The 2003-2004 influenza season struck hard and early, hitting healthy and at-risk patients alike, and keeping RTs hopping.

By Anne Welsbacher

As of this writing, in late January, the flu season continues to pack a wallop around the country after having begun earlier than usual. Although the Centers for Disease Control and Prevention is “cautiously optimistic” that the season has reached its peak, at least in some parts of the country,1 this notoriously unpredictable illness precludes simple conclusions or forecasts. To further muddy matters, most cases in the 2003-2004 season were caused by the Fujian strain, a new variant not covered by the vaccine—which itself, unlike in previous years, ran short, leaving many people unable to get vaccinated.2

Anne Welsbacher

Practitioners from coast to coast and points between have shared accounts of deaths, long lines for vaccines, crowded hospitals, and related disasters stemming from the flu season. In North Carolina, an RT at Duke University told me that last December, clinics ran out of the vaccine within 2 hours of opening, even when it was limited to high-risk people. Of the nine children who had died of the flu thus far, fewer than half were high-risk cases. Some died of secondary infections after short-lived periods of improvement, and some had had flu shots.

In New York, physician and frequent RT writer John Zoidis said, “We are experiencing the highest flu incidence in the past 30 years … with the shortage of standard vaccine, a lot of clinicians are concerned. Even supplies of the intranasal influenza vaccine are dwindling.” (An article on the topic by Zoidis and Phyllis Braun is published here.)

Reports of closed schools, many flu cases in hospitals, and patients plagued by other upper respiratory tract infections came to me from Colorado, northeast Ohio, and Southern California.

A practitioner at a Michigan sleep center noted serious related consequences to this year’s flu season. For weeks, patients have been canceling and rescheduling, playing havoc with efforts to staff facilities appropriately. Reports went out late because transcriptionists—and backup transcriptionists—were sick. “This week,” she said in early January, “almost our entire maintenance department is sick, so unless we are in desperate need, any fix-it-up request will go in the do-it-later pile. It all adds up to a breakdown of the systems that keep us running smoothly.”

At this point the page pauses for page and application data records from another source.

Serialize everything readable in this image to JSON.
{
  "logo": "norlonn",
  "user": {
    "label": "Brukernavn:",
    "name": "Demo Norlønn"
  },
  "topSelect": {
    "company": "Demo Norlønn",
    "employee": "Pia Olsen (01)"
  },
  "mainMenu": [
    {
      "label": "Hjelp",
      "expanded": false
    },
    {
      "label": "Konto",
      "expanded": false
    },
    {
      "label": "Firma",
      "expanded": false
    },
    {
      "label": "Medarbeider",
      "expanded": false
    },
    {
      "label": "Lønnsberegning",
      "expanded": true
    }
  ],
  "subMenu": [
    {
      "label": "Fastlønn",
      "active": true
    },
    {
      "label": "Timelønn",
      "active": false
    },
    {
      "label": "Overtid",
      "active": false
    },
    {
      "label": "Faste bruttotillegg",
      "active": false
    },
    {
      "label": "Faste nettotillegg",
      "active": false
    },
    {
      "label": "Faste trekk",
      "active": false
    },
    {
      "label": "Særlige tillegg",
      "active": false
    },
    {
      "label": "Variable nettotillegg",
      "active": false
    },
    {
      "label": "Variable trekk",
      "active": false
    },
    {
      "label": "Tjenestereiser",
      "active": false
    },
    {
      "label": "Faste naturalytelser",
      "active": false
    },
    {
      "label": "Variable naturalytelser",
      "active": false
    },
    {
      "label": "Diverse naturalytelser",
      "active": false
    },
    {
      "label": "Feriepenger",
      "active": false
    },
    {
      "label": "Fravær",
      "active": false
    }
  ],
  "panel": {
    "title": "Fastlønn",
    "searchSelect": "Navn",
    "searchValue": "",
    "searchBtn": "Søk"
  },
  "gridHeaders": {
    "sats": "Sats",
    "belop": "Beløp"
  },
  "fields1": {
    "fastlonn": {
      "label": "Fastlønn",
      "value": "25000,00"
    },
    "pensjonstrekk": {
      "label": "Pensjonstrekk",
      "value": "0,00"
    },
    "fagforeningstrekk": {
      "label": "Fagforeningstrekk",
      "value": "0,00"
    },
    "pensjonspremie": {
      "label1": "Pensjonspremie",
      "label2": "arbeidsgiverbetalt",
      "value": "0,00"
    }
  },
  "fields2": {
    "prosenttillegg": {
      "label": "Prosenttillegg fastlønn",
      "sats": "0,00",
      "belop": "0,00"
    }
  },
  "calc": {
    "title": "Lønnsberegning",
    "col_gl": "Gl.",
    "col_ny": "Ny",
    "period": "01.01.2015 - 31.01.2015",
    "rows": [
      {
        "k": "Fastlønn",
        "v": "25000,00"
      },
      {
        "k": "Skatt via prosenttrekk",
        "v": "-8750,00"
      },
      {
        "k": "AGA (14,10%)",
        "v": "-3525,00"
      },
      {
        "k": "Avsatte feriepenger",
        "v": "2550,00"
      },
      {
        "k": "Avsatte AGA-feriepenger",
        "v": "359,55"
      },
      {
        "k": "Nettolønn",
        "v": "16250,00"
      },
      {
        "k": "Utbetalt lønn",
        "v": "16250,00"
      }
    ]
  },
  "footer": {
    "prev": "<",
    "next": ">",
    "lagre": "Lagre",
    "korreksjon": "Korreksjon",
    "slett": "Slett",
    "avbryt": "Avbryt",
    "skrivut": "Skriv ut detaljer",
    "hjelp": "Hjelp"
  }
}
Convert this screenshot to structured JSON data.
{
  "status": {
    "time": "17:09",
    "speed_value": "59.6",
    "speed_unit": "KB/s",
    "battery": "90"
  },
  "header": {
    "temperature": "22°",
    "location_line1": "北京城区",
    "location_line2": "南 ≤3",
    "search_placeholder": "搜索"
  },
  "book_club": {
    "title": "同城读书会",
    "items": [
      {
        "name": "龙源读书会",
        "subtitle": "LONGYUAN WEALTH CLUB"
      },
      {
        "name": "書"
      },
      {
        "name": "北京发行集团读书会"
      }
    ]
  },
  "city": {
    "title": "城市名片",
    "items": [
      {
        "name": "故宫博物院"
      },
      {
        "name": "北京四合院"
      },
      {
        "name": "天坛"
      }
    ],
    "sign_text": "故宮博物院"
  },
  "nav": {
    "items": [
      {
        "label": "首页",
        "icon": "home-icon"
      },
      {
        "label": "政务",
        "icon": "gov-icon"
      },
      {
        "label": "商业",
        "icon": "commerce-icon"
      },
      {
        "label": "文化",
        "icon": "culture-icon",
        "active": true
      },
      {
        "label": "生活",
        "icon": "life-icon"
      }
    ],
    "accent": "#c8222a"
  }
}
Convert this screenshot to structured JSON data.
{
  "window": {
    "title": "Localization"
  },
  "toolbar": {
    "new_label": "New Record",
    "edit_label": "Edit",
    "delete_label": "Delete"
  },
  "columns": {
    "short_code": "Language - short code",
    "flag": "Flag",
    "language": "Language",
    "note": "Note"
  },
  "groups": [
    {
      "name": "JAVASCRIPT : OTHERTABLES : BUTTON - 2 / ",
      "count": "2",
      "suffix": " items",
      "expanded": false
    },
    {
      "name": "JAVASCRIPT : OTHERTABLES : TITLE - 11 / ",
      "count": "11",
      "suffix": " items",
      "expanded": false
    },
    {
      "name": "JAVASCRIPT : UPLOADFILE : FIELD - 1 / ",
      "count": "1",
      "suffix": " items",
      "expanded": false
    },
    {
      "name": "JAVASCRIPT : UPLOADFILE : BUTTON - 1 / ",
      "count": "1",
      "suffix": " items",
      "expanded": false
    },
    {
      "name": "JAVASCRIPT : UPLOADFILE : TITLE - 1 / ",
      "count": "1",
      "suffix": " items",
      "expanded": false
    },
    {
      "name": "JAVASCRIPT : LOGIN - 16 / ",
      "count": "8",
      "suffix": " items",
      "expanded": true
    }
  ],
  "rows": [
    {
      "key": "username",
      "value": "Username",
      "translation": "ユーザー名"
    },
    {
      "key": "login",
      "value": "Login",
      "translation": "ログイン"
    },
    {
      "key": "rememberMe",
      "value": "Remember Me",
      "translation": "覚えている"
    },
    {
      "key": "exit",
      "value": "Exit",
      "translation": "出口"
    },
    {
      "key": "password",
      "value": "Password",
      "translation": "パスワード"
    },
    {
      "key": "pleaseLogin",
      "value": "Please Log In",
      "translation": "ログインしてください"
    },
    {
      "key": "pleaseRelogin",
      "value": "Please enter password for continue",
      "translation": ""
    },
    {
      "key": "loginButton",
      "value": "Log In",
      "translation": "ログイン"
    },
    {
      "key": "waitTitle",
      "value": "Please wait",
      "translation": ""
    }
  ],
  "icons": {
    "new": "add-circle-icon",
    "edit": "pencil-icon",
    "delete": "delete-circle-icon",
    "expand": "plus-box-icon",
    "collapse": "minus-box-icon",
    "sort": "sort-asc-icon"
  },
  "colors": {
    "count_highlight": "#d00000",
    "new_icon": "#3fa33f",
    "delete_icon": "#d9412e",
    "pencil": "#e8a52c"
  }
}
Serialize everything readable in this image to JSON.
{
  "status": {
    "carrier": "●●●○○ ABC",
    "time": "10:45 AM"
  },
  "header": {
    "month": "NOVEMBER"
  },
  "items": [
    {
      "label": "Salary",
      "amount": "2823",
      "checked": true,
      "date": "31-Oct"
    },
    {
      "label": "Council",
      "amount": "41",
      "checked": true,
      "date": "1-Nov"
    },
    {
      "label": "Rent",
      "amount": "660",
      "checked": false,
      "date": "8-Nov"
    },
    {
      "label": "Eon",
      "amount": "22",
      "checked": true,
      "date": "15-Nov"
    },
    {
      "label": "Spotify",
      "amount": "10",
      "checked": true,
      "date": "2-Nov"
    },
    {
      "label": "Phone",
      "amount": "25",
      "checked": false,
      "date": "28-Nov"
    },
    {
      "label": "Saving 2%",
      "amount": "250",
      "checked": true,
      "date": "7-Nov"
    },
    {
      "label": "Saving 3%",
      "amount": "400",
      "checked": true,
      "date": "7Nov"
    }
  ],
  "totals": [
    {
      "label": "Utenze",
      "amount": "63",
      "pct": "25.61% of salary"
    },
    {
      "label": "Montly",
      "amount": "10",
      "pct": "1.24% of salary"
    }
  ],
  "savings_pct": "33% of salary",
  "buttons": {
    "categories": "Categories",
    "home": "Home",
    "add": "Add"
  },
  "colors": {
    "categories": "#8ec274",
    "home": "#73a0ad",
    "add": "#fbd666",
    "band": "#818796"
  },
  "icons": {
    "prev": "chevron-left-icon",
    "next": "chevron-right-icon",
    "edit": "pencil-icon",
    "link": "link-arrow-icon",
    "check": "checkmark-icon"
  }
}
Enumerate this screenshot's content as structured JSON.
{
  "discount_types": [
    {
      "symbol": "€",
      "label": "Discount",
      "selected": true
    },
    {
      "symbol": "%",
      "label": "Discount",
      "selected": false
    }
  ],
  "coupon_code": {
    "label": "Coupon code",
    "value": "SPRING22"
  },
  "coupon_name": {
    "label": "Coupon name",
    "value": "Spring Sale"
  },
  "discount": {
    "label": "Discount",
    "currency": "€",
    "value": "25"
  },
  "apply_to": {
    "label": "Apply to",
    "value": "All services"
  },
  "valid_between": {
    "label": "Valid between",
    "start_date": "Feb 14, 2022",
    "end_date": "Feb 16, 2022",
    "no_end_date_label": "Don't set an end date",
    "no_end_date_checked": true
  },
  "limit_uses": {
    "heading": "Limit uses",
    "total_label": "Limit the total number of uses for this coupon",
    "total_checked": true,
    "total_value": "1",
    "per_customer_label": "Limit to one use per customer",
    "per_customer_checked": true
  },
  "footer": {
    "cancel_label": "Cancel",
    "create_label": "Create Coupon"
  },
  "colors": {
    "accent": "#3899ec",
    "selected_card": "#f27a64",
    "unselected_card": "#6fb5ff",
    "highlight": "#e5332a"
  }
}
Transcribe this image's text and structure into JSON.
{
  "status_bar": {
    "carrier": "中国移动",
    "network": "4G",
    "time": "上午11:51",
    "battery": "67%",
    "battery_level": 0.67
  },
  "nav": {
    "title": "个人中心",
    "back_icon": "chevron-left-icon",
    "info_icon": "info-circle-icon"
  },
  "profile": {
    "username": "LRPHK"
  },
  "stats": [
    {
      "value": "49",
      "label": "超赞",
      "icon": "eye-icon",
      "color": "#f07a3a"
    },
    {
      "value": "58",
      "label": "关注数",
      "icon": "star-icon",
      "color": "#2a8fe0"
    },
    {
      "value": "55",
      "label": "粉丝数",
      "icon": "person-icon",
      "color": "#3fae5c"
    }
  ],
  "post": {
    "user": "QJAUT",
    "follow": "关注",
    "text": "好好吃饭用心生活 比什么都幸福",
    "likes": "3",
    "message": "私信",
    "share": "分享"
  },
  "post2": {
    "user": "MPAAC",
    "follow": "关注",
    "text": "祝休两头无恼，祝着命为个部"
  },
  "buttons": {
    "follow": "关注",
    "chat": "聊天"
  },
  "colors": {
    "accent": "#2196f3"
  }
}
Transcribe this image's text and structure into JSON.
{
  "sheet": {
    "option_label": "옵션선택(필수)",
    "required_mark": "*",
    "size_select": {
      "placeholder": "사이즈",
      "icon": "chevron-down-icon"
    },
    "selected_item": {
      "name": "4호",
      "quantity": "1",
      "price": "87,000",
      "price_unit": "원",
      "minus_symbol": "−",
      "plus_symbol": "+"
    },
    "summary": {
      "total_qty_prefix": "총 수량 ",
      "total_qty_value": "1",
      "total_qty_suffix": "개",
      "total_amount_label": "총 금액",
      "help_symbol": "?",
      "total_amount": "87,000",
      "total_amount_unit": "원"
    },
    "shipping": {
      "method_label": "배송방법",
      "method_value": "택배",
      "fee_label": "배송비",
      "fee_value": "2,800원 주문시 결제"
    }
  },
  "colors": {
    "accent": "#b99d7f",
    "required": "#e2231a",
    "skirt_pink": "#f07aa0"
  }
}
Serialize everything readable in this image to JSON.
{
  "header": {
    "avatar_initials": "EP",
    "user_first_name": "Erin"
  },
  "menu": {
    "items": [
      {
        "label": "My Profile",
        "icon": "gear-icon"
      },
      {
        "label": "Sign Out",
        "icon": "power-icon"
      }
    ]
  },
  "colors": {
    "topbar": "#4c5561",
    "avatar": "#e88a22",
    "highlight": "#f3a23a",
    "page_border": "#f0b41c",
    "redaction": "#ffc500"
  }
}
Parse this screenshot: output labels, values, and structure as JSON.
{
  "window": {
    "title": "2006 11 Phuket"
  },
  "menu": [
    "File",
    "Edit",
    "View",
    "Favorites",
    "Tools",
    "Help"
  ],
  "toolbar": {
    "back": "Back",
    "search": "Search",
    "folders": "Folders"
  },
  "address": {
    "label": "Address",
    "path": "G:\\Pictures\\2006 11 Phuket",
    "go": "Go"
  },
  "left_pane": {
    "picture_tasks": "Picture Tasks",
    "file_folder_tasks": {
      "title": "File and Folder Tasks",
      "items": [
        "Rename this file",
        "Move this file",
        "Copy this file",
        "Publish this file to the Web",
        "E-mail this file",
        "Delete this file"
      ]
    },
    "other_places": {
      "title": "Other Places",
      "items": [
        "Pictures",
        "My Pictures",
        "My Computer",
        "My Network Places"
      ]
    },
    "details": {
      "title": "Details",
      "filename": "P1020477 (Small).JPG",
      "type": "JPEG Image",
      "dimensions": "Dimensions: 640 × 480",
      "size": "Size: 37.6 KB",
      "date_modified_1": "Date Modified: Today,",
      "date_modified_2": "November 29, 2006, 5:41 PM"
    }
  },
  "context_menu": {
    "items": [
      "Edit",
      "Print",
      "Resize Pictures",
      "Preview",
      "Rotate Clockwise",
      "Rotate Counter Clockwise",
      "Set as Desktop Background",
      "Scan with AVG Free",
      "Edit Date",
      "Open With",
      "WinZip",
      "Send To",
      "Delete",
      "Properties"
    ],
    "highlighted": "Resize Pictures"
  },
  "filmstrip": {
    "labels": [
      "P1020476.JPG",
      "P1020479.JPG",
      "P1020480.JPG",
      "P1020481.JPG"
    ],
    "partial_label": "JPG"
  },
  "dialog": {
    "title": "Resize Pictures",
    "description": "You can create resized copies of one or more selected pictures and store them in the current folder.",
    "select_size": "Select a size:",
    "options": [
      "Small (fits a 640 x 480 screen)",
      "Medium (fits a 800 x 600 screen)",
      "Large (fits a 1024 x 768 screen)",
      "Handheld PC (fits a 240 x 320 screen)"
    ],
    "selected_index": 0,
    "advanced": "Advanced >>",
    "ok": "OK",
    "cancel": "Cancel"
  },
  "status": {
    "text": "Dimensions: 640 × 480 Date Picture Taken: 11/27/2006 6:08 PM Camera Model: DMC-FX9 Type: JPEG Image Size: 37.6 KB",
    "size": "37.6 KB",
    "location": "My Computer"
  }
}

The flu epidemic of 2003-2004 is a sober reflection of growing concerns about vaccine resistance and the quickly adapting viruses that have historically plagued humankind. 


Anne Welsbacher is the former editor of RT. For more information, contact [email protected].


1. Centers for Disease Control and Prevention. Available at: media/transcripts/t040108.htm. Accessed January 12, 2004.
2. Altman LK, Pollack A. New York Times. Available at: Accessed January 8, 2004.